Records contained in a dataset

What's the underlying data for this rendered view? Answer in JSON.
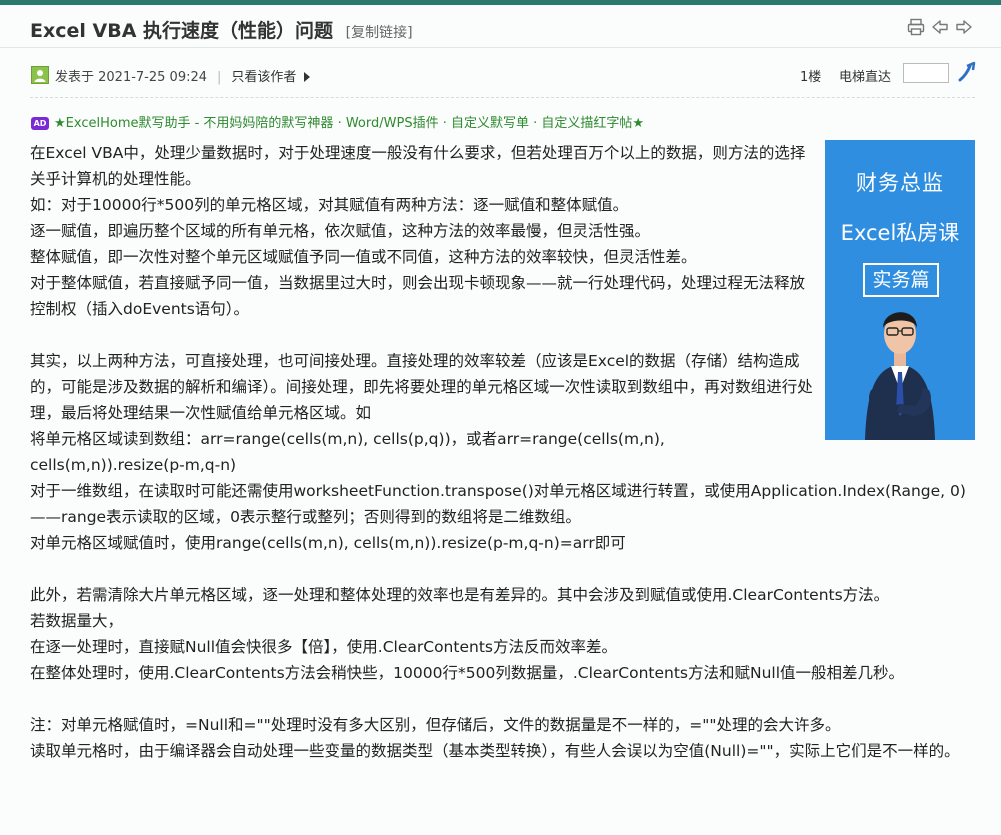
{
  "post": {
    "title": "Excel VBA 执行速度（性能）问题",
    "copy_link": "[复制链接]"
  },
  "meta": {
    "posted_at": "发表于 2021-7-25 09:24",
    "only_author": "只看该作者",
    "floor": "1楼",
    "jump_label": "电梯直达",
    "jump_value": ""
  },
  "ad": {
    "badge": "AD",
    "text": "★ExcelHome默写助手 - 不用妈妈陪的默写神器 · Word/WPS插件 · 自定义默写单 · 自定义描红字帖★"
  },
  "promo": {
    "line1": "财务总监",
    "line2": "Excel私房课",
    "line3": "实务篇"
  },
  "body": [
    "在Excel VBA中，处理少量数据时，对于处理速度一般没有什么要求，但若处理百万个以上的数据，则方法的选择关乎计算机的处理性能。",
    "如：对于10000行*500列的单元格区域，对其赋值有两种方法：逐一赋值和整体赋值。",
    "逐一赋值，即遍历整个区域的所有单元格，依次赋值，这种方法的效率最慢，但灵活性强。",
    "整体赋值，即一次性对整个单元区域赋值予同一值或不同值，这种方法的效率较快，但灵活性差。",
    "对于整体赋值，若直接赋予同一值，当数据里过大时，则会出现卡顿现象——就一行处理代码，处理过程无法释放控制权（插入doEvents语句）。",
    "",
    "其实，以上两种方法，可直接处理，也可间接处理。直接处理的效率较差（应该是Excel的数据（存储）结构造成的，可能是涉及数据的解析和编译）。间接处理，即先将要处理的单元格区域一次性读取到数组中，再对数组进行处理，最后将处理结果一次性赋值给单元格区域。如",
    "将单元格区域读到数组：arr=range(cells(m,n), cells(p,q))，或者arr=range(cells(m,n), cells(m,n)).resize(p-m,q-n)",
    "对于一维数组，在读取时可能还需使用worksheetFunction.transpose()对单元格区域进行转置，或使用Application.Index(Range, 0)——range表示读取的区域，0表示整行或整列；否则得到的数组将是二维数组。",
    "对单元格区域赋值时，使用range(cells(m,n), cells(m,n)).resize(p-m,q-n)=arr即可",
    "",
    "此外，若需清除大片单元格区域，逐一处理和整体处理的效率也是有差异的。其中会涉及到赋值或使用.ClearContents方法。",
    "若数据量大，",
    "在逐一处理时，直接赋Null值会快很多【倍】，使用.ClearContents方法反而效率差。",
    "在整体处理时，使用.ClearContents方法会稍快些，10000行*500列数据量，.ClearContents方法和赋Null值一般相差几秒。",
    "",
    "注：对单元格赋值时，=Null和=\"\"处理时没有多大区别，但存储后，文件的数据量是不一样的，=\"\"处理的会大许多。",
    "读取单元格时，由于编译器会自动处理一些变量的数据类型（基本类型转换），有些人会误以为空值(Null)=\"\"，实际上它们是不一样的。"
  ]
}
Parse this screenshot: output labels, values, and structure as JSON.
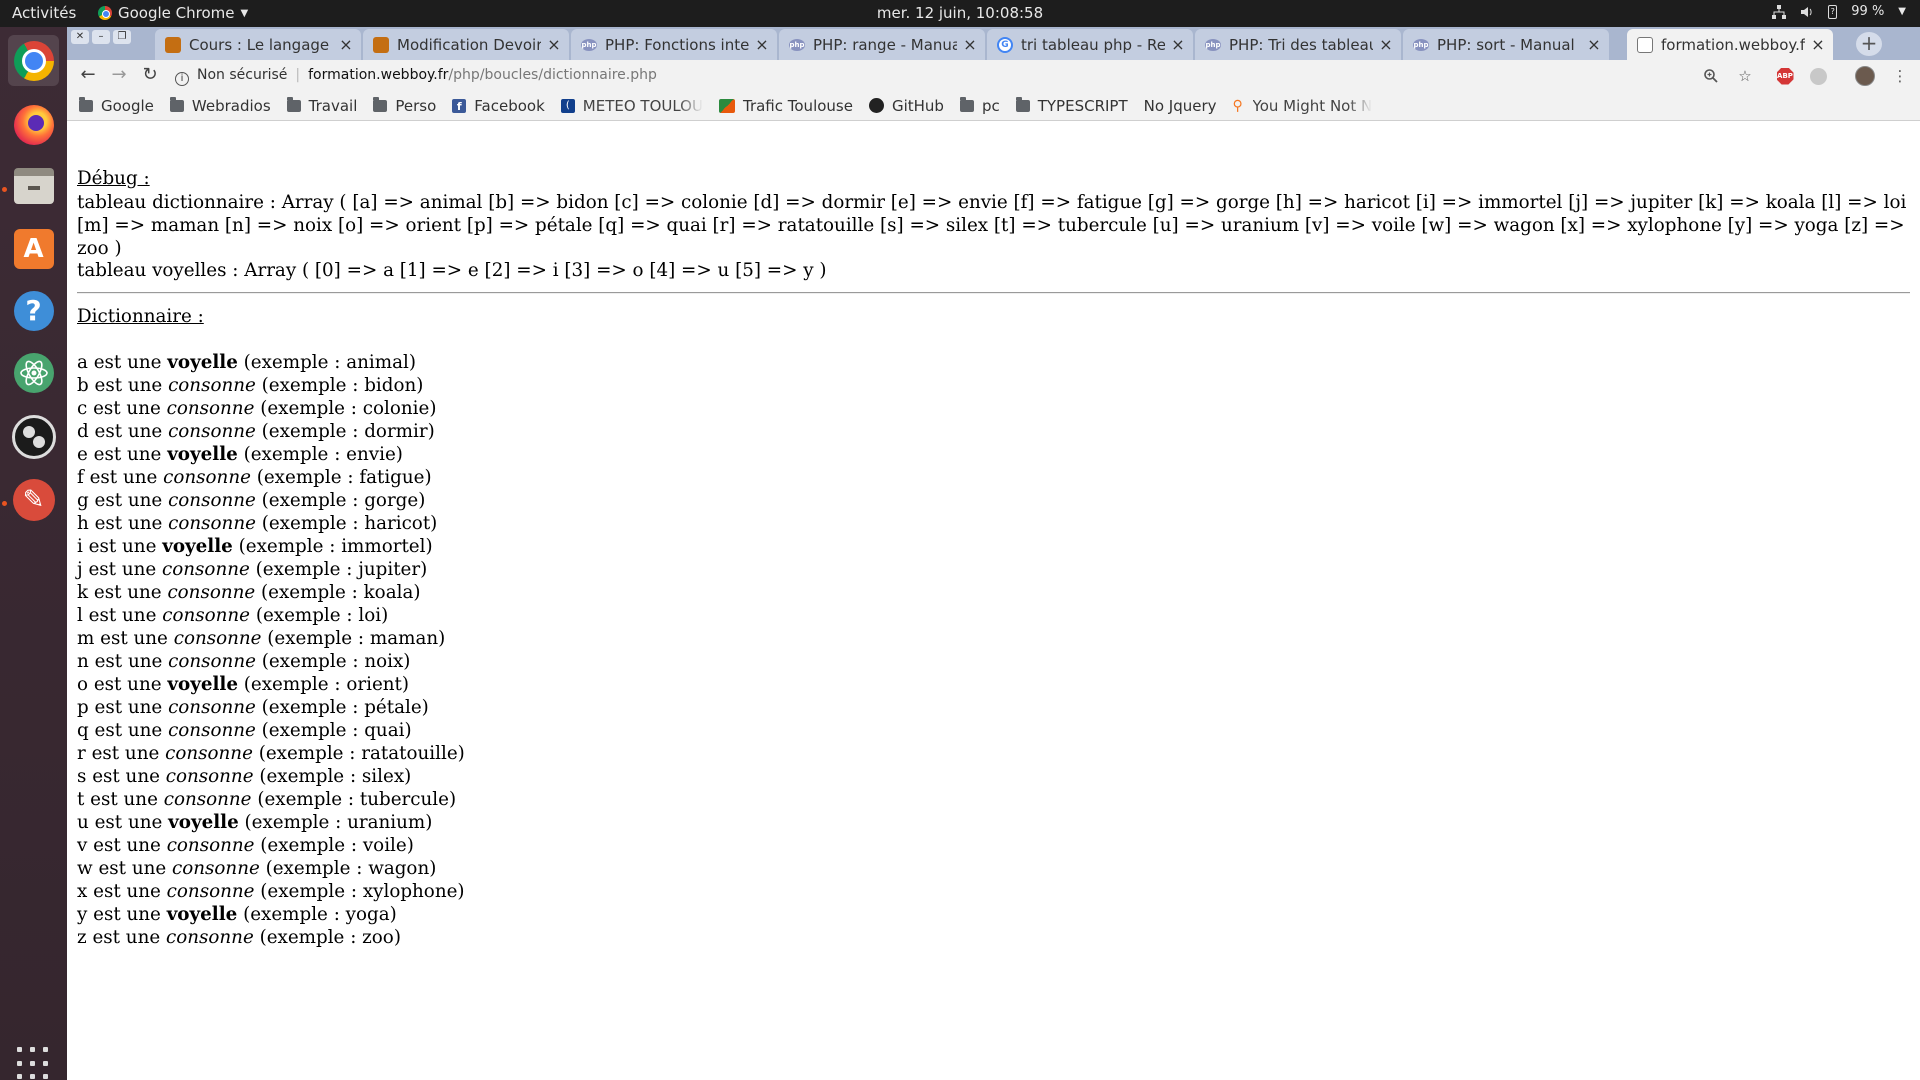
{
  "topbar": {
    "activities": "Activités",
    "app_name": "Google Chrome",
    "clock": "mer. 12 juin, 10:08:58",
    "battery": "99 %"
  },
  "dock": {
    "items": [
      "chrome",
      "firefox",
      "files",
      "ubuntu-software",
      "help",
      "atom",
      "obs-studio",
      "tools",
      "show-applications"
    ]
  },
  "tabs": [
    {
      "title": "Cours : Le langage PH",
      "favicon": "cours"
    },
    {
      "title": "Modification Devoir",
      "favicon": "cours"
    },
    {
      "title": "PHP: Fonctions intern",
      "favicon": "php"
    },
    {
      "title": "PHP: range - Manual",
      "favicon": "php"
    },
    {
      "title": "tri tableau php - Rech",
      "favicon": "google"
    },
    {
      "title": "PHP: Tri des tableaux",
      "favicon": "php"
    },
    {
      "title": "PHP: sort - Manual",
      "favicon": "php"
    },
    {
      "title": "formation.webboy.fr",
      "favicon": "doc",
      "active": true
    }
  ],
  "toolbar": {
    "security_label": "Non sécurisé",
    "url_host": "formation.webboy.fr",
    "url_path": "/php/boucles/dictionnaire.php"
  },
  "bookmarks": [
    {
      "label": "Google",
      "icon": "folder"
    },
    {
      "label": "Webradios",
      "icon": "folder"
    },
    {
      "label": "Travail",
      "icon": "folder"
    },
    {
      "label": "Perso",
      "icon": "folder"
    },
    {
      "label": "Facebook",
      "icon": "facebook"
    },
    {
      "label": "METEO TOULOU",
      "icon": "meteo"
    },
    {
      "label": "Trafic Toulouse",
      "icon": "trafic"
    },
    {
      "label": "GitHub",
      "icon": "github"
    },
    {
      "label": "pc",
      "icon": "folder"
    },
    {
      "label": "TYPESCRIPT",
      "icon": "folder"
    },
    {
      "label": "No Jquery",
      "icon": "page"
    },
    {
      "label": "You Might Not N",
      "icon": "hubspot"
    }
  ],
  "page": {
    "debug_title": "Débug :",
    "debug_dictionnaire": "tableau dictionnaire : Array ( [a] => animal [b] => bidon [c] => colonie [d] => dormir [e] => envie [f] => fatigue [g] => gorge [h] => haricot [i] => immortel [j] => jupiter [k] => koala [l] => loi [m] => maman [n] => noix [o] => orient [p] => pétale [q] => quai [r] => ratatouille [s] => silex [t] => tubercule [u] => uranium [v] => voile [w] => wagon [x] => xylophone [y] => yoga [z] => zoo )",
    "debug_voyelles": "tableau voyelles : Array ( [0] => a [1] => e [2] => i [3] => o [4] => u [5] => y )",
    "dict_title": "Dictionnaire :",
    "est_une": "est une",
    "exemple_prefix": "(exemple : ",
    "exemple_suffix": ")",
    "entries": [
      {
        "letter": "a",
        "type": "voyelle",
        "word": "animal"
      },
      {
        "letter": "b",
        "type": "consonne",
        "word": "bidon"
      },
      {
        "letter": "c",
        "type": "consonne",
        "word": "colonie"
      },
      {
        "letter": "d",
        "type": "consonne",
        "word": "dormir"
      },
      {
        "letter": "e",
        "type": "voyelle",
        "word": "envie"
      },
      {
        "letter": "f",
        "type": "consonne",
        "word": "fatigue"
      },
      {
        "letter": "g",
        "type": "consonne",
        "word": "gorge"
      },
      {
        "letter": "h",
        "type": "consonne",
        "word": "haricot"
      },
      {
        "letter": "i",
        "type": "voyelle",
        "word": "immortel"
      },
      {
        "letter": "j",
        "type": "consonne",
        "word": "jupiter"
      },
      {
        "letter": "k",
        "type": "consonne",
        "word": "koala"
      },
      {
        "letter": "l",
        "type": "consonne",
        "word": "loi"
      },
      {
        "letter": "m",
        "type": "consonne",
        "word": "maman"
      },
      {
        "letter": "n",
        "type": "consonne",
        "word": "noix"
      },
      {
        "letter": "o",
        "type": "voyelle",
        "word": "orient"
      },
      {
        "letter": "p",
        "type": "consonne",
        "word": "pétale"
      },
      {
        "letter": "q",
        "type": "consonne",
        "word": "quai"
      },
      {
        "letter": "r",
        "type": "consonne",
        "word": "ratatouille"
      },
      {
        "letter": "s",
        "type": "consonne",
        "word": "silex"
      },
      {
        "letter": "t",
        "type": "consonne",
        "word": "tubercule"
      },
      {
        "letter": "u",
        "type": "voyelle",
        "word": "uranium"
      },
      {
        "letter": "v",
        "type": "consonne",
        "word": "voile"
      },
      {
        "letter": "w",
        "type": "consonne",
        "word": "wagon"
      },
      {
        "letter": "x",
        "type": "consonne",
        "word": "xylophone"
      },
      {
        "letter": "y",
        "type": "voyelle",
        "word": "yoga"
      },
      {
        "letter": "z",
        "type": "consonne",
        "word": "zoo"
      }
    ]
  },
  "colors": {
    "topbar_bg": "#1d1d1d",
    "dock_bg": "#3b2a33",
    "tabstrip_bg": "#a9b6cf",
    "toolbar_bg": "#f2f2f2"
  }
}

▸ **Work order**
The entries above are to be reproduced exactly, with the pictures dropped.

▸ **Task result**
What's the underlying data for this rendered view? Answer in JSON.
{
  "post": {
    "title": "Excel VBA 执行速度（性能）问题",
    "copy_link": "[复制链接]"
  },
  "meta": {
    "posted_at": "发表于 2021-7-25 09:24",
    "only_author": "只看该作者",
    "floor": "1楼",
    "jump_label": "电梯直达",
    "jump_value": ""
  },
  "ad": {
    "badge": "AD",
    "text": "★ExcelHome默写助手 - 不用妈妈陪的默写神器 · Word/WPS插件 · 自定义默写单 · 自定义描红字帖★"
  },
  "promo": {
    "line1": "财务总监",
    "line2": "Excel私房课",
    "line3": "实务篇"
  },
  "body": [
    "在Excel VBA中，处理少量数据时，对于处理速度一般没有什么要求，但若处理百万个以上的数据，则方法的选择关乎计算机的处理性能。",
    "如：对于10000行*500列的单元格区域，对其赋值有两种方法：逐一赋值和整体赋值。",
    "逐一赋值，即遍历整个区域的所有单元格，依次赋值，这种方法的效率最慢，但灵活性强。",
    "整体赋值，即一次性对整个单元区域赋值予同一值或不同值，这种方法的效率较快，但灵活性差。",
    "对于整体赋值，若直接赋予同一值，当数据里过大时，则会出现卡顿现象——就一行处理代码，处理过程无法释放控制权（插入doEvents语句）。",
    "",
    "其实，以上两种方法，可直接处理，也可间接处理。直接处理的效率较差（应该是Excel的数据（存储）结构造成的，可能是涉及数据的解析和编译）。间接处理，即先将要处理的单元格区域一次性读取到数组中，再对数组进行处理，最后将处理结果一次性赋值给单元格区域。如",
    "将单元格区域读到数组：arr=range(cells(m,n), cells(p,q))，或者arr=range(cells(m,n), cells(m,n)).resize(p-m,q-n)",
    "对于一维数组，在读取时可能还需使用worksheetFunction.transpose()对单元格区域进行转置，或使用Application.Index(Range, 0)——range表示读取的区域，0表示整行或整列；否则得到的数组将是二维数组。",
    "对单元格区域赋值时，使用range(cells(m,n), cells(m,n)).resize(p-m,q-n)=arr即可",
    "",
    "此外，若需清除大片单元格区域，逐一处理和整体处理的效率也是有差异的。其中会涉及到赋值或使用.ClearContents方法。",
    "若数据量大，",
    "在逐一处理时，直接赋Null值会快很多【倍】，使用.ClearContents方法反而效率差。",
    "在整体处理时，使用.ClearContents方法会稍快些，10000行*500列数据量，.ClearContents方法和赋Null值一般相差几秒。",
    "",
    "注：对单元格赋值时，=Null和=\"\"处理时没有多大区别，但存储后，文件的数据量是不一样的，=\"\"处理的会大许多。",
    "读取单元格时，由于编译器会自动处理一些变量的数据类型（基本类型转换），有些人会误以为空值(Null)=\"\"，实际上它们是不一样的。"
  ]
}
Parse this screenshot: output labels, values, and structure as JSON.
{
  "topbar": {
    "activities": "Activités",
    "app_name": "Google Chrome",
    "clock": "mer. 12 juin, 10:08:58",
    "battery": "99 %"
  },
  "dock": {
    "items": [
      "chrome",
      "firefox",
      "files",
      "ubuntu-software",
      "help",
      "atom",
      "obs-studio",
      "tools",
      "show-applications"
    ]
  },
  "tabs": [
    {
      "title": "Cours : Le langage PH",
      "favicon": "cours"
    },
    {
      "title": "Modification Devoir",
      "favicon": "cours"
    },
    {
      "title": "PHP: Fonctions intern",
      "favicon": "php"
    },
    {
      "title": "PHP: range - Manual",
      "favicon": "php"
    },
    {
      "title": "tri tableau php - Rech",
      "favicon": "google"
    },
    {
      "title": "PHP: Tri des tableaux",
      "favicon": "php"
    },
    {
      "title": "PHP: sort - Manual",
      "favicon": "php"
    },
    {
      "title": "formation.webboy.fr",
      "favicon": "doc",
      "active": true
    }
  ],
  "toolbar": {
    "security_label": "Non sécurisé",
    "url_host": "formation.webboy.fr",
    "url_path": "/php/boucles/dictionnaire.php"
  },
  "bookmarks": [
    {
      "label": "Google",
      "icon": "folder"
    },
    {
      "label": "Webradios",
      "icon": "folder"
    },
    {
      "label": "Travail",
      "icon": "folder"
    },
    {
      "label": "Perso",
      "icon": "folder"
    },
    {
      "label": "Facebook",
      "icon": "facebook"
    },
    {
      "label": "METEO TOULOU",
      "icon": "meteo"
    },
    {
      "label": "Trafic Toulouse",
      "icon": "trafic"
    },
    {
      "label": "GitHub",
      "icon": "github"
    },
    {
      "label": "pc",
      "icon": "folder"
    },
    {
      "label": "TYPESCRIPT",
      "icon": "folder"
    },
    {
      "label": "No Jquery",
      "icon": "page"
    },
    {
      "label": "You Might Not N",
      "icon": "hubspot"
    }
  ],
  "page": {
    "debug_title": "Débug :",
    "debug_dictionnaire": "tableau dictionnaire : Array ( [a] => animal [b] => bidon [c] => colonie [d] => dormir [e] => envie [f] => fatigue [g] => gorge [h] => haricot [i] => immortel [j] => jupiter [k] => koala [l] => loi [m] => maman [n] => noix [o] => orient [p] => pétale [q] => quai [r] => ratatouille [s] => silex [t] => tubercule [u] => uranium [v] => voile [w] => wagon [x] => xylophone [y] => yoga [z] => zoo )",
    "debug_voyelles": "tableau voyelles : Array ( [0] => a [1] => e [2] => i [3] => o [4] => u [5] => y )",
    "dict_title": "Dictionnaire :",
    "est_une": "est une",
    "exemple_prefix": "(exemple : ",
    "exemple_suffix": ")",
    "entries": [
      {
        "letter": "a",
        "type": "voyelle",
        "word": "animal"
      },
      {
        "letter": "b",
        "type": "consonne",
        "word": "bidon"
      },
      {
        "letter": "c",
        "type": "consonne",
        "word": "colonie"
      },
      {
        "letter": "d",
        "type": "consonne",
        "word": "dormir"
      },
      {
        "letter": "e",
        "type": "voyelle",
        "word": "envie"
      },
      {
        "letter": "f",
        "type": "consonne",
        "word": "fatigue"
      },
      {
        "letter": "g",
        "type": "consonne",
        "word": "gorge"
      },
      {
        "letter": "h",
        "type": "consonne",
        "word": "haricot"
      },
      {
        "letter": "i",
        "type": "voyelle",
        "word": "immortel"
      },
      {
        "letter": "j",
        "type": "consonne",
        "word": "jupiter"
      },
      {
        "letter": "k",
        "type": "consonne",
        "word": "koala"
      },
      {
        "letter": "l",
        "type": "consonne",
        "word": "loi"
      },
      {
        "letter": "m",
        "type": "consonne",
        "word": "maman"
      },
      {
        "letter": "n",
        "type": "consonne",
        "word": "noix"
      },
      {
        "letter": "o",
        "type": "voyelle",
        "word": "orient"
      },
      {
        "letter": "p",
        "type": "consonne",
        "word": "pétale"
      },
      {
        "letter": "q",
        "type": "consonne",
        "word": "quai"
      },
      {
        "letter": "r",
        "type": "consonne",
        "word": "ratatouille"
      },
      {
        "letter": "s",
        "type": "consonne",
        "word": "silex"
      },
      {
        "letter": "t",
        "type": "consonne",
        "word": "tubercule"
      },
      {
        "letter": "u",
        "type": "voyelle",
        "word": "uranium"
      },
      {
        "letter": "v",
        "type": "consonne",
        "word": "voile"
      },
      {
        "letter": "w",
        "type": "consonne",
        "word": "wagon"
      },
      {
        "letter": "x",
        "type": "consonne",
        "word": "xylophone"
      },
      {
        "letter": "y",
        "type": "voyelle",
        "word": "yoga"
      },
      {
        "letter": "z",
        "type": "consonne",
        "word": "zoo"
      }
    ]
  },
  "colors": {
    "topbar_bg": "#1d1d1d",
    "dock_bg": "#3b2a33",
    "tabstrip_bg": "#a9b6cf",
    "toolbar_bg": "#f2f2f2"
  }
}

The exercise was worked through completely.